*Task prompt*. Character for character, write out the data below.
┄┄┄┄┄┄┄┄┄┄┄┄┄┄┄┄┄┄┄┄
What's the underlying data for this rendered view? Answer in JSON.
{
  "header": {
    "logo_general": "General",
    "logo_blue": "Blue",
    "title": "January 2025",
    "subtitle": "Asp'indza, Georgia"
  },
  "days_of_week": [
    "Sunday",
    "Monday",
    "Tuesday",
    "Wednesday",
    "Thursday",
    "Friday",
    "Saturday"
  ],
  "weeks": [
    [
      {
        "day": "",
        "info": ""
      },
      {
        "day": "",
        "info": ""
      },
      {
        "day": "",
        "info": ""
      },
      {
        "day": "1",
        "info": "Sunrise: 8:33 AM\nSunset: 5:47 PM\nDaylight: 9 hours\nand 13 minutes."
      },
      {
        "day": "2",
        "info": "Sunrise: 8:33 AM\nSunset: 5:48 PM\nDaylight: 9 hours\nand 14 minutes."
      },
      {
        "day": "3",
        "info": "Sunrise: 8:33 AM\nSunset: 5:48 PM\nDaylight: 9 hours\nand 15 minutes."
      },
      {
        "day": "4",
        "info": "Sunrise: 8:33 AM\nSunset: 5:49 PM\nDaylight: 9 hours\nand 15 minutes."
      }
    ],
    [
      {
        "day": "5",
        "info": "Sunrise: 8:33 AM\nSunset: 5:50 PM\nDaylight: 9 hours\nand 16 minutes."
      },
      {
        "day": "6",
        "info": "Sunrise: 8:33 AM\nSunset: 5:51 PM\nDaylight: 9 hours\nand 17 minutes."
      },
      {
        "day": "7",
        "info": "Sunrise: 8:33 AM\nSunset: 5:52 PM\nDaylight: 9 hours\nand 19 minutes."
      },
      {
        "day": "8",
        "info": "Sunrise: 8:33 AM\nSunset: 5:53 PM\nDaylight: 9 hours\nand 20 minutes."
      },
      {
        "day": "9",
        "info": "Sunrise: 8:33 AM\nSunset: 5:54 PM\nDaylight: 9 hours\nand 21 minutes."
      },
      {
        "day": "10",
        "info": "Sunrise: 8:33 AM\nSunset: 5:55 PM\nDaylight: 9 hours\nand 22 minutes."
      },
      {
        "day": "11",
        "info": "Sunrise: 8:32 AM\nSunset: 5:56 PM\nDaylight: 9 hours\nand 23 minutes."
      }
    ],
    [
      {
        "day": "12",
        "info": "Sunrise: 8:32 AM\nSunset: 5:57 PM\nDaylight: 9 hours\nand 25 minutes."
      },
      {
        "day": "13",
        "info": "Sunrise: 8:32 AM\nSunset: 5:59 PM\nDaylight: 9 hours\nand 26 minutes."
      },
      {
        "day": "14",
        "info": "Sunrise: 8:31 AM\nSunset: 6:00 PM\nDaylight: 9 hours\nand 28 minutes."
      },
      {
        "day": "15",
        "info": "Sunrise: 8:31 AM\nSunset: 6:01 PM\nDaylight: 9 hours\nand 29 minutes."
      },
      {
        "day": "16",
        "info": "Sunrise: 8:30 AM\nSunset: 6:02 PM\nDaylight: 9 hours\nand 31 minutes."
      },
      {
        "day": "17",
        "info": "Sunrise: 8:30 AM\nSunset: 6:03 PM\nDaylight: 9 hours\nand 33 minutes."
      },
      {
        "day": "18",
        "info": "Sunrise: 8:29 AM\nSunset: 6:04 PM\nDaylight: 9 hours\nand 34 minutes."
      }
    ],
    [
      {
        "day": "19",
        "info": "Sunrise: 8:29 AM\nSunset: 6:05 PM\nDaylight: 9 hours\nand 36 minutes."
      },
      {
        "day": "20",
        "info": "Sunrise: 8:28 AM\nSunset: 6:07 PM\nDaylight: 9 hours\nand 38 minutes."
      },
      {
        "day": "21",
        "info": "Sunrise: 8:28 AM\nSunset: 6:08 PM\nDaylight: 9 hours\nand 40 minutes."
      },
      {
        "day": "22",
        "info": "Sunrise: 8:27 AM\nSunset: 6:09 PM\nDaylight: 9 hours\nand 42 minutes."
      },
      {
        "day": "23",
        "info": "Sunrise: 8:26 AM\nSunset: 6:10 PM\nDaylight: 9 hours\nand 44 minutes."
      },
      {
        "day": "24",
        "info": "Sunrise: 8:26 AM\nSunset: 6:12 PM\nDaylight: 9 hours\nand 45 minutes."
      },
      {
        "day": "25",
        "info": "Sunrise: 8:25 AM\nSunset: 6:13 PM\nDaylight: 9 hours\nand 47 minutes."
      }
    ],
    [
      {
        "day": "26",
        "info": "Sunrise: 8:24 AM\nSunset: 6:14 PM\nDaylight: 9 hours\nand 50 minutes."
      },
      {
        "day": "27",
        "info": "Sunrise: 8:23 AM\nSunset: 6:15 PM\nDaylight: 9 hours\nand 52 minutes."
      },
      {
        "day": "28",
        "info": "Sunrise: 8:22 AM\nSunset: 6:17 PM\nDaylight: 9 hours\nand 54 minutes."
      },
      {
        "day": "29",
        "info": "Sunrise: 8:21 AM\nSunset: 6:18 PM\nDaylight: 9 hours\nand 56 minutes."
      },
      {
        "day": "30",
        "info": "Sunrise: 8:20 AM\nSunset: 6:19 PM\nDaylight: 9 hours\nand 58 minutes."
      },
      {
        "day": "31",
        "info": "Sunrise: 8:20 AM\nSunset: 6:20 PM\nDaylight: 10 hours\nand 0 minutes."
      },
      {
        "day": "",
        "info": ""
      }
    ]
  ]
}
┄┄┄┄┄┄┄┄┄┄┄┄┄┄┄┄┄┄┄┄
*Output*.
What's the underlying data for this rendered view? Answer in JSON.
{
  "header": {
    "logo_general": "General",
    "logo_blue": "Blue",
    "title": "January 2025",
    "subtitle": "Asp'indza, Georgia"
  },
  "days_of_week": [
    "Sunday",
    "Monday",
    "Tuesday",
    "Wednesday",
    "Thursday",
    "Friday",
    "Saturday"
  ],
  "weeks": [
    [
      {
        "day": "",
        "info": ""
      },
      {
        "day": "",
        "info": ""
      },
      {
        "day": "",
        "info": ""
      },
      {
        "day": "1",
        "info": "Sunrise: 8:33 AM\nSunset: 5:47 PM\nDaylight: 9 hours\nand 13 minutes."
      },
      {
        "day": "2",
        "info": "Sunrise: 8:33 AM\nSunset: 5:48 PM\nDaylight: 9 hours\nand 14 minutes."
      },
      {
        "day": "3",
        "info": "Sunrise: 8:33 AM\nSunset: 5:48 PM\nDaylight: 9 hours\nand 15 minutes."
      },
      {
        "day": "4",
        "info": "Sunrise: 8:33 AM\nSunset: 5:49 PM\nDaylight: 9 hours\nand 15 minutes."
      }
    ],
    [
      {
        "day": "5",
        "info": "Sunrise: 8:33 AM\nSunset: 5:50 PM\nDaylight: 9 hours\nand 16 minutes."
      },
      {
        "day": "6",
        "info": "Sunrise: 8:33 AM\nSunset: 5:51 PM\nDaylight: 9 hours\nand 17 minutes."
      },
      {
        "day": "7",
        "info": "Sunrise: 8:33 AM\nSunset: 5:52 PM\nDaylight: 9 hours\nand 19 minutes."
      },
      {
        "day": "8",
        "info": "Sunrise: 8:33 AM\nSunset: 5:53 PM\nDaylight: 9 hours\nand 20 minutes."
      },
      {
        "day": "9",
        "info": "Sunrise: 8:33 AM\nSunset: 5:54 PM\nDaylight: 9 hours\nand 21 minutes."
      },
      {
        "day": "10",
        "info": "Sunrise: 8:33 AM\nSunset: 5:55 PM\nDaylight: 9 hours\nand 22 minutes."
      },
      {
        "day": "11",
        "info": "Sunrise: 8:32 AM\nSunset: 5:56 PM\nDaylight: 9 hours\nand 23 minutes."
      }
    ],
    [
      {
        "day": "12",
        "info": "Sunrise: 8:32 AM\nSunset: 5:57 PM\nDaylight: 9 hours\nand 25 minutes."
      },
      {
        "day": "13",
        "info": "Sunrise: 8:32 AM\nSunset: 5:59 PM\nDaylight: 9 hours\nand 26 minutes."
      },
      {
        "day": "14",
        "info": "Sunrise: 8:31 AM\nSunset: 6:00 PM\nDaylight: 9 hours\nand 28 minutes."
      },
      {
        "day": "15",
        "info": "Sunrise: 8:31 AM\nSunset: 6:01 PM\nDaylight: 9 hours\nand 29 minutes."
      },
      {
        "day": "16",
        "info": "Sunrise: 8:30 AM\nSunset: 6:02 PM\nDaylight: 9 hours\nand 31 minutes."
      },
      {
        "day": "17",
        "info": "Sunrise: 8:30 AM\nSunset: 6:03 PM\nDaylight: 9 hours\nand 33 minutes."
      },
      {
        "day": "18",
        "info": "Sunrise: 8:29 AM\nSunset: 6:04 PM\nDaylight: 9 hours\nand 34 minutes."
      }
    ],
    [
      {
        "day": "19",
        "info": "Sunrise: 8:29 AM\nSunset: 6:05 PM\nDaylight: 9 hours\nand 36 minutes."
      },
      {
        "day": "20",
        "info": "Sunrise: 8:28 AM\nSunset: 6:07 PM\nDaylight: 9 hours\nand 38 minutes."
      },
      {
        "day": "21",
        "info": "Sunrise: 8:28 AM\nSunset: 6:08 PM\nDaylight: 9 hours\nand 40 minutes."
      },
      {
        "day": "22",
        "info": "Sunrise: 8:27 AM\nSunset: 6:09 PM\nDaylight: 9 hours\nand 42 minutes."
      },
      {
        "day": "23",
        "info": "Sunrise: 8:26 AM\nSunset: 6:10 PM\nDaylight: 9 hours\nand 44 minutes."
      },
      {
        "day": "24",
        "info": "Sunrise: 8:26 AM\nSunset: 6:12 PM\nDaylight: 9 hours\nand 45 minutes."
      },
      {
        "day": "25",
        "info": "Sunrise: 8:25 AM\nSunset: 6:13 PM\nDaylight: 9 hours\nand 47 minutes."
      }
    ],
    [
      {
        "day": "26",
        "info": "Sunrise: 8:24 AM\nSunset: 6:14 PM\nDaylight: 9 hours\nand 50 minutes."
      },
      {
        "day": "27",
        "info": "Sunrise: 8:23 AM\nSunset: 6:15 PM\nDaylight: 9 hours\nand 52 minutes."
      },
      {
        "day": "28",
        "info": "Sunrise: 8:22 AM\nSunset: 6:17 PM\nDaylight: 9 hours\nand 54 minutes."
      },
      {
        "day": "29",
        "info": "Sunrise: 8:21 AM\nSunset: 6:18 PM\nDaylight: 9 hours\nand 56 minutes."
      },
      {
        "day": "30",
        "info": "Sunrise: 8:20 AM\nSunset: 6:19 PM\nDaylight: 9 hours\nand 58 minutes."
      },
      {
        "day": "31",
        "info": "Sunrise: 8:20 AM\nSunset: 6:20 PM\nDaylight: 10 hours\nand 0 minutes."
      },
      {
        "day": "",
        "info": ""
      }
    ]
  ]
}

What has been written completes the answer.